  • 0
Miguel_Zorro Nuvendil (on 20 April 2016)

We DO tend to forget how far graphics have advanced. I recently played a few of my favourite N64 games and I was stunned by horrible the graphics were. In my memory, they were much better.

  • 0
Zenos Nuvendil (on 21 April 2016)

These graphics are TWO gens old.

P.S. F*ck cats.

  • 0
brainteeth (on 20 April 2016)

Great job on this review ....seriously

  • +1
zelmusario (on 23 April 2016)

Just ordered this game. Motion controls aren't my favorite, but I'm looking forward to the challenge they provide in this game and the graphics look fine for my taste. Well-done and thoughtful review!
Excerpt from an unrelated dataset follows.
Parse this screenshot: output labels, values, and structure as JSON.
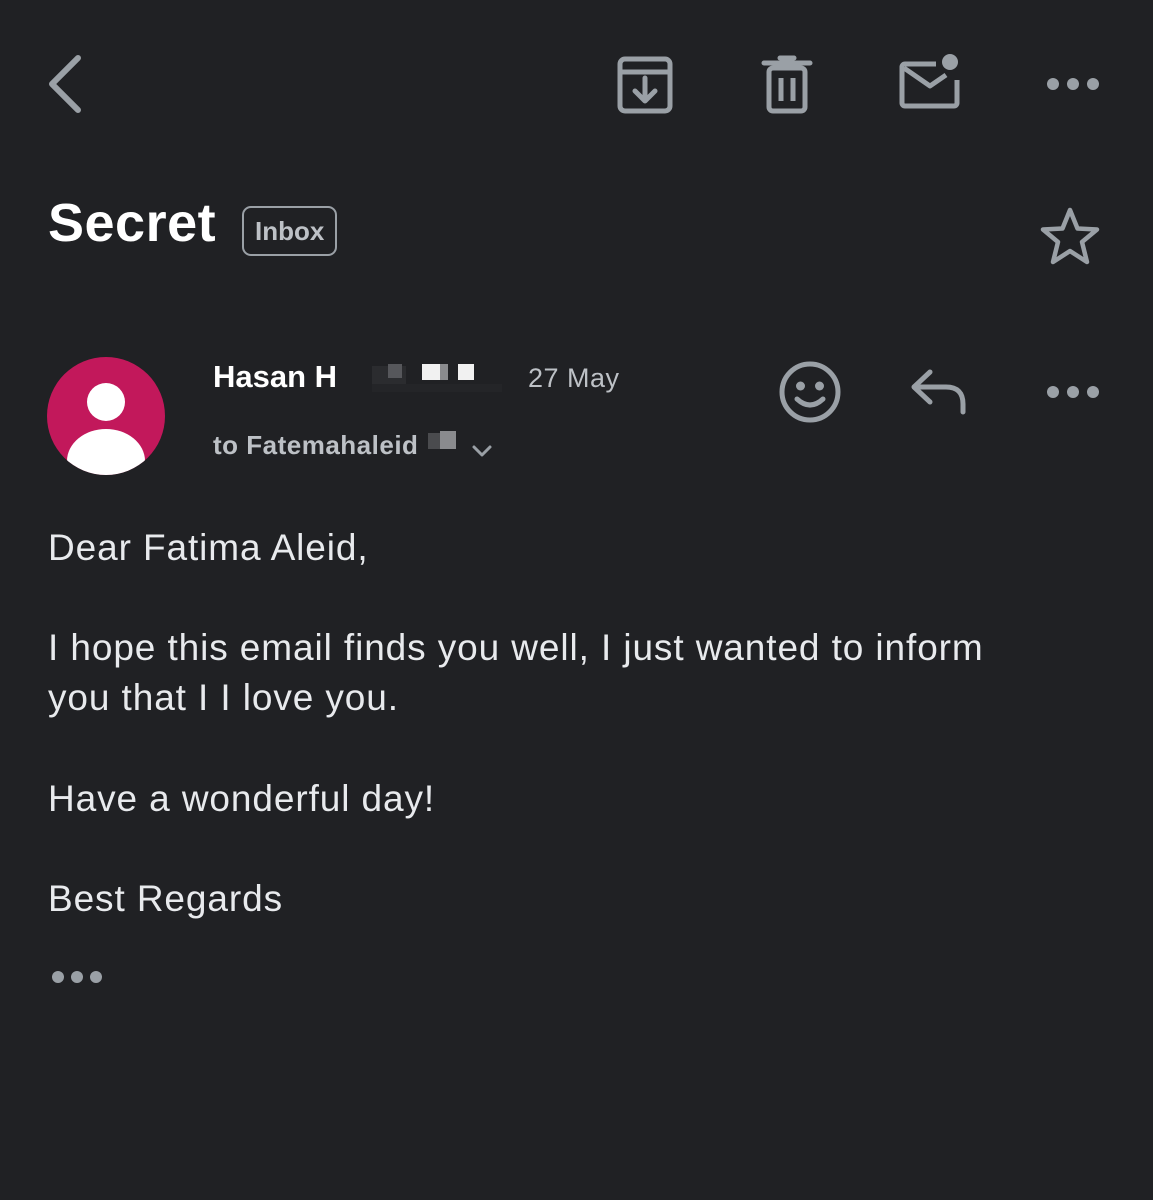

Enjoyed reading it. :-)

  • 0
dark_gh0st_b0y (on 20 April 2016)

I like the concept, some kind of modernized retro space shooter with immersive controls, even the simple graphics style fits in

still, no online multiplayer is a huge minus :/

  • 0
CaptainExplosion (on 20 April 2016)

THIS is a PROPER review.

  • 0
Rogerioandrade (on 25 April 2016)

"if you value smooth gameplay, replay value, and the thrill of aerial dogfights, this game was made with you in mind"
Definetely my kind of game

  • -4